• **Exercise**
Copy out every line of the records in which "header" can be found.

• **Extracted records**
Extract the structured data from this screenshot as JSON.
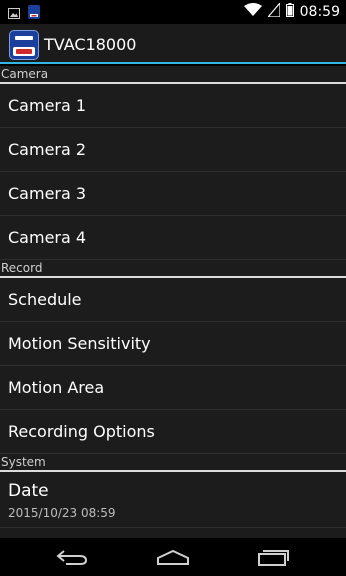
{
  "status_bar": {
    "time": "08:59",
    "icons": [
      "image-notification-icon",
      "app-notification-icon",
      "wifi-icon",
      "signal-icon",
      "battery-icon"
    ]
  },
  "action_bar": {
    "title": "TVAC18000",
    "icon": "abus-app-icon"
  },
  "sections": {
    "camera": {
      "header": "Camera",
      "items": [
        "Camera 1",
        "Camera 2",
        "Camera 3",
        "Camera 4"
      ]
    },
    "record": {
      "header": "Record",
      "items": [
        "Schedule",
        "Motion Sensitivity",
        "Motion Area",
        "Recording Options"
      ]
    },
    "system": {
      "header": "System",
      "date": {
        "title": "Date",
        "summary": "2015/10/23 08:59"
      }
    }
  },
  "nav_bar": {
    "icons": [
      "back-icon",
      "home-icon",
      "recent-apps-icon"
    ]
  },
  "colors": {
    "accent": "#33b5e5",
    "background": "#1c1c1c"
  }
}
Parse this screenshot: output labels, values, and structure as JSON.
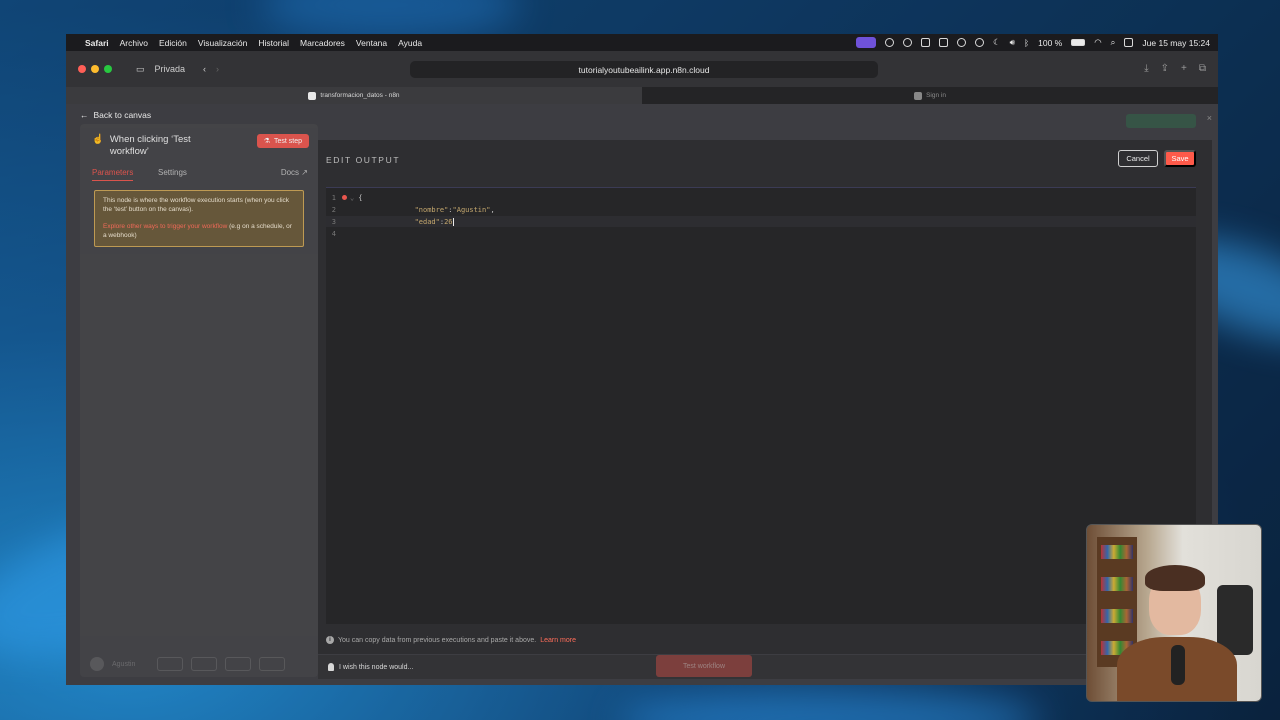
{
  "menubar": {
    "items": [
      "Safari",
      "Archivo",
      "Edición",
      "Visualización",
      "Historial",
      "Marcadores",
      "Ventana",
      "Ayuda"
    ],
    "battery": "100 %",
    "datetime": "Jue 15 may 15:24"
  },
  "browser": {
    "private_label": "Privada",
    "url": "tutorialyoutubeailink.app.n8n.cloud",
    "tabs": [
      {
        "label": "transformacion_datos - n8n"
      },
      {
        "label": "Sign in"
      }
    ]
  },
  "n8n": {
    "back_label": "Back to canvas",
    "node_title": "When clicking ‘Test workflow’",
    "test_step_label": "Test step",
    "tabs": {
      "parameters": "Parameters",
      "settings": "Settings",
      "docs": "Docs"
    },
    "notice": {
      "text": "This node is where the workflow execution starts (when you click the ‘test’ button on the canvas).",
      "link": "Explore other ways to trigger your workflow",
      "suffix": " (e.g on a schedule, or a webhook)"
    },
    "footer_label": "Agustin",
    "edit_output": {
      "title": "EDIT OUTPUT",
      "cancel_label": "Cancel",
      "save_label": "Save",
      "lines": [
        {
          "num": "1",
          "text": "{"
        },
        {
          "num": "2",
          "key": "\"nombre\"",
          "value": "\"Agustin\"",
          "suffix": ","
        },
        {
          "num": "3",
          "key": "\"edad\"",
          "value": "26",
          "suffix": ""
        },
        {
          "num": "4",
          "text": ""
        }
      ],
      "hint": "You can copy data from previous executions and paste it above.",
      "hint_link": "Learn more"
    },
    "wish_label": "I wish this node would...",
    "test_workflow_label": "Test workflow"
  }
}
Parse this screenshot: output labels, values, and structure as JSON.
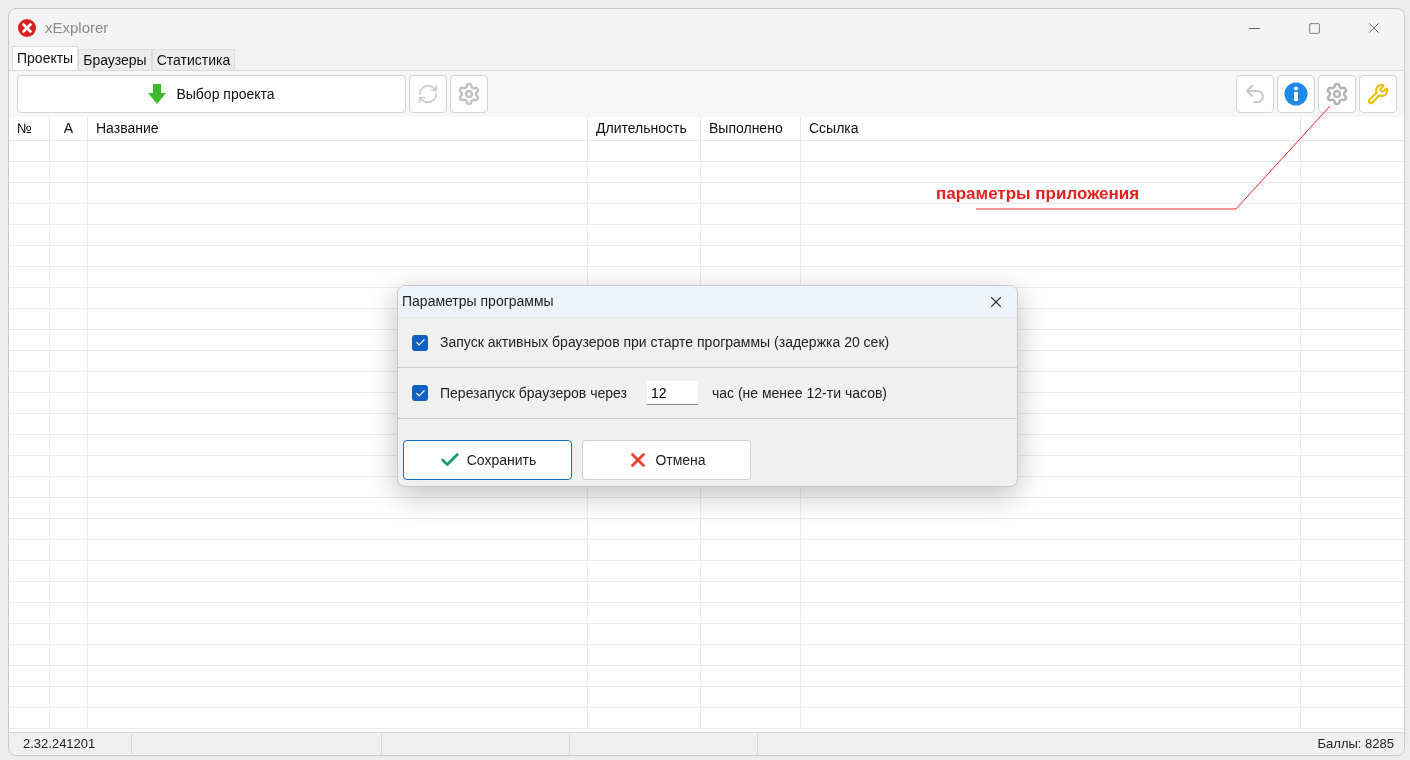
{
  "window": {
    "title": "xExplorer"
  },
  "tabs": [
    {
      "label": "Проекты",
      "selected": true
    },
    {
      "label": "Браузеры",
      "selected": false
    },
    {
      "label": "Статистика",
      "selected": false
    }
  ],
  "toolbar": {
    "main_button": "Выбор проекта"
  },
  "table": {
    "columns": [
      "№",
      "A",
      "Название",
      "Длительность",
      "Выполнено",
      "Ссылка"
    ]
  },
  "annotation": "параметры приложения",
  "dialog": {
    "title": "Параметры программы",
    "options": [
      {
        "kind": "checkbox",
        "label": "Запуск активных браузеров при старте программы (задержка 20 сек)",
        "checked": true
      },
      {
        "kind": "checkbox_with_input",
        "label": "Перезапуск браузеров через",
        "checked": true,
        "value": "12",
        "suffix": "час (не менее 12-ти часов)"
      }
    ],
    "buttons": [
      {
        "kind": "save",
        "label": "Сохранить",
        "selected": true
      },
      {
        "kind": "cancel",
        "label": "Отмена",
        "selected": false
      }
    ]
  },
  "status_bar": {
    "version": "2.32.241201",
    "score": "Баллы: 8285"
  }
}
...
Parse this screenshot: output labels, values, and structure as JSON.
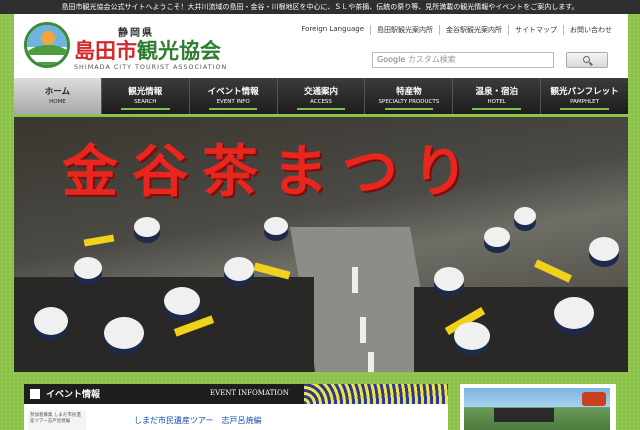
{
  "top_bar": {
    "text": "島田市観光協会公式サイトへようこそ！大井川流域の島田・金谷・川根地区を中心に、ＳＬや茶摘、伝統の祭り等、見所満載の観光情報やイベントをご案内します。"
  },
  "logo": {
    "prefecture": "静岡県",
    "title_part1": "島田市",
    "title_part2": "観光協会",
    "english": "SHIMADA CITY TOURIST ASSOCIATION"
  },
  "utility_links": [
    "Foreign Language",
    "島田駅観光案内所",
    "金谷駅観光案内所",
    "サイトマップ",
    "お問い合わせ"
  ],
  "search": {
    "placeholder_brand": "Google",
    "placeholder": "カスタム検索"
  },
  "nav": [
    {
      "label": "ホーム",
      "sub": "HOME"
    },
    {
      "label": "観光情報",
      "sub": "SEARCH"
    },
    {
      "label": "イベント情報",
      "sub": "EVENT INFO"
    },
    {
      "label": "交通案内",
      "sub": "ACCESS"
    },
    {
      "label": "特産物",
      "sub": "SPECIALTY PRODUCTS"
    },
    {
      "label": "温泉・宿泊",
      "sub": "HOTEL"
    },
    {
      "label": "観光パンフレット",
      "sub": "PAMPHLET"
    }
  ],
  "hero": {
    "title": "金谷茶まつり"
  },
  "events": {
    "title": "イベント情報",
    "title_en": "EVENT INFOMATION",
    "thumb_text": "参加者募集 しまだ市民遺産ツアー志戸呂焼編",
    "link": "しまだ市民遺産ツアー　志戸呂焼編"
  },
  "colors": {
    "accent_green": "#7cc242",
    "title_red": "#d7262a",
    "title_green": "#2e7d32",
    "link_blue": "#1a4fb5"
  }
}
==
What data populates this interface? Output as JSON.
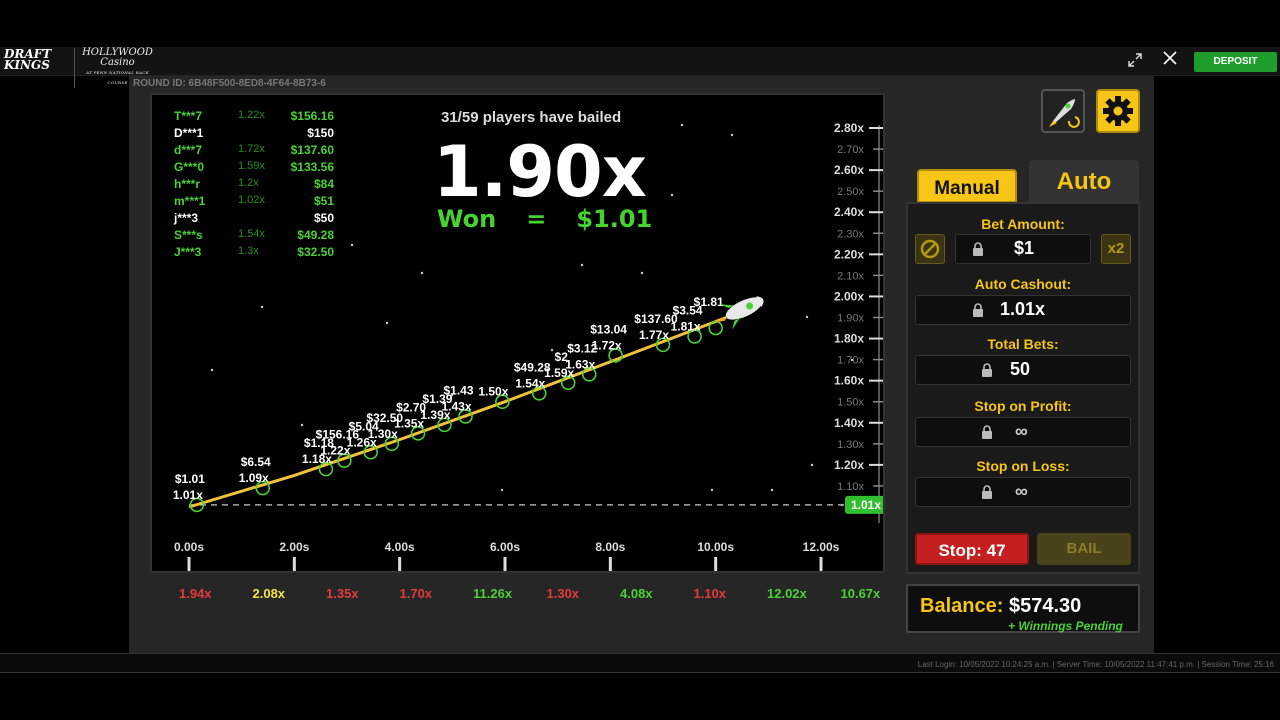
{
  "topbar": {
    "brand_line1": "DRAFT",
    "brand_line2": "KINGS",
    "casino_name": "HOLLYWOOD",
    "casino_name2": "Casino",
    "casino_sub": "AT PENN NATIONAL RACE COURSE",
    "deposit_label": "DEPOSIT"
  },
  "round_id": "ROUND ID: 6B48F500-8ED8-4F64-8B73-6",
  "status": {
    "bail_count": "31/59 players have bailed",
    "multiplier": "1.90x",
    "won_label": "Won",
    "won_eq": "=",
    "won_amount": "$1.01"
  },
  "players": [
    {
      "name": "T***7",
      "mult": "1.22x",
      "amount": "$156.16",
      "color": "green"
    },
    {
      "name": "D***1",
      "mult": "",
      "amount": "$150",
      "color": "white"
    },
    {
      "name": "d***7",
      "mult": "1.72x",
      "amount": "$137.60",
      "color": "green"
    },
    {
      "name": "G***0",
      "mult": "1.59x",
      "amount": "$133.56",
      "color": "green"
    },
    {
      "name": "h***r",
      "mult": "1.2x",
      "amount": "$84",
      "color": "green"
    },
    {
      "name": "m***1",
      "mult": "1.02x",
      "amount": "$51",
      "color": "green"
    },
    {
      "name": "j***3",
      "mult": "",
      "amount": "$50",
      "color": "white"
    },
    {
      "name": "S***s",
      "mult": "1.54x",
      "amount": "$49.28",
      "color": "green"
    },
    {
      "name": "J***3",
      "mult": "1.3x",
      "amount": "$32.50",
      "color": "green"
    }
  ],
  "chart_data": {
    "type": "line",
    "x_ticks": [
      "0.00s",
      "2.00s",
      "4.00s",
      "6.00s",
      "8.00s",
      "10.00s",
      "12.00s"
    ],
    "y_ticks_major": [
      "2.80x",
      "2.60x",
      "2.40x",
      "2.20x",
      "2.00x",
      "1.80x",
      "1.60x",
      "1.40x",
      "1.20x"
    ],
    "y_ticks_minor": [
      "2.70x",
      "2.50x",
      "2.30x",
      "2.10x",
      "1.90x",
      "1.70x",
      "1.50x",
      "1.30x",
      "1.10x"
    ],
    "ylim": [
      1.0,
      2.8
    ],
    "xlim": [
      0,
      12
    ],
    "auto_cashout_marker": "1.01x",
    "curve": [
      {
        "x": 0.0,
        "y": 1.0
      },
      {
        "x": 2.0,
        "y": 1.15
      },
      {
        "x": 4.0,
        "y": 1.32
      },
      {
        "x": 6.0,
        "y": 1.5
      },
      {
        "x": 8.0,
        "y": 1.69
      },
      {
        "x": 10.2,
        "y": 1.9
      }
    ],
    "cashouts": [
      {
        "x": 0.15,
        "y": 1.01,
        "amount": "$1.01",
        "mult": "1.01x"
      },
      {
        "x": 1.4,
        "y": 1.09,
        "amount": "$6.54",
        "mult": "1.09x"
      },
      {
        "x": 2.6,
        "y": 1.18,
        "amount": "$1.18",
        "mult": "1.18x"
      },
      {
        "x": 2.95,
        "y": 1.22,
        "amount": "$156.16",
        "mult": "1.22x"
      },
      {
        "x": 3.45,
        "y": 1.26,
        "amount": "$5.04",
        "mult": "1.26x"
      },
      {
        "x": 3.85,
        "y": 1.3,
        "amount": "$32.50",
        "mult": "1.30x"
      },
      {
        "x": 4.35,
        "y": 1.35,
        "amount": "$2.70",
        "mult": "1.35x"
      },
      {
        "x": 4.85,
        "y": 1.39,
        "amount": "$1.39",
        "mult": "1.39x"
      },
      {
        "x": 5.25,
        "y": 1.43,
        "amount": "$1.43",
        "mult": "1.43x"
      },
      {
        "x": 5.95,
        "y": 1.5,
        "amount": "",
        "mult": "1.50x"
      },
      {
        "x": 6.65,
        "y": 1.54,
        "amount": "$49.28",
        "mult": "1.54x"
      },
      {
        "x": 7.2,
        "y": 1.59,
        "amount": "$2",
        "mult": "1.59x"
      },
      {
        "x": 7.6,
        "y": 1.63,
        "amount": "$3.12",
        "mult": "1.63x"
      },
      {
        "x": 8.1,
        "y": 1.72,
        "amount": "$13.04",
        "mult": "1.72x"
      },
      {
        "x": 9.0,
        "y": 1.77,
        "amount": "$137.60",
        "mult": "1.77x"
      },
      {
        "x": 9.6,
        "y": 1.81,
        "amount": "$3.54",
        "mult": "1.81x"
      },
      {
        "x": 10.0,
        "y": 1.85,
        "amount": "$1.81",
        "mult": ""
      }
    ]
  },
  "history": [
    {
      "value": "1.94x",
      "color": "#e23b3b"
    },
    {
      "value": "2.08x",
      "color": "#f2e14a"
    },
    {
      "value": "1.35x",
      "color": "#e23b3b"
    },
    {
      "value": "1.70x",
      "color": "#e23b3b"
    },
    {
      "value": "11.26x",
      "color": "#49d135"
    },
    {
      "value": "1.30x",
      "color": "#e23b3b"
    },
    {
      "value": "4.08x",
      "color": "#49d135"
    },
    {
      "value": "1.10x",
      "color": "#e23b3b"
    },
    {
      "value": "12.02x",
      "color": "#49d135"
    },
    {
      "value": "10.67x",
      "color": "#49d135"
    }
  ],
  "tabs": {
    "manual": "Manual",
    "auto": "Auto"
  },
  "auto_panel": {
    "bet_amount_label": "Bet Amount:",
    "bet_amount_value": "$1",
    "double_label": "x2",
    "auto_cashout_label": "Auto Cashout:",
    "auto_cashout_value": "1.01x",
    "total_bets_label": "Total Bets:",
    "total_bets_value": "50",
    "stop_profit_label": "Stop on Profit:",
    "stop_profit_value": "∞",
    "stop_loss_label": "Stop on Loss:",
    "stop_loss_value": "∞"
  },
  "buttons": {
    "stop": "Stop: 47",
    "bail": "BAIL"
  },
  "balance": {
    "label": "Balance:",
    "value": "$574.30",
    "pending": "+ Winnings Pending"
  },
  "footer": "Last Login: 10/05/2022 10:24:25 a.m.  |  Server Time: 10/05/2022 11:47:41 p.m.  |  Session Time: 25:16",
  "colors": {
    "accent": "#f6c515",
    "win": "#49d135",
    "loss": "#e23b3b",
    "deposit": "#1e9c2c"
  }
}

• **Task response**
      "header": "Camera",
      "header": "Record",
      "header": "System",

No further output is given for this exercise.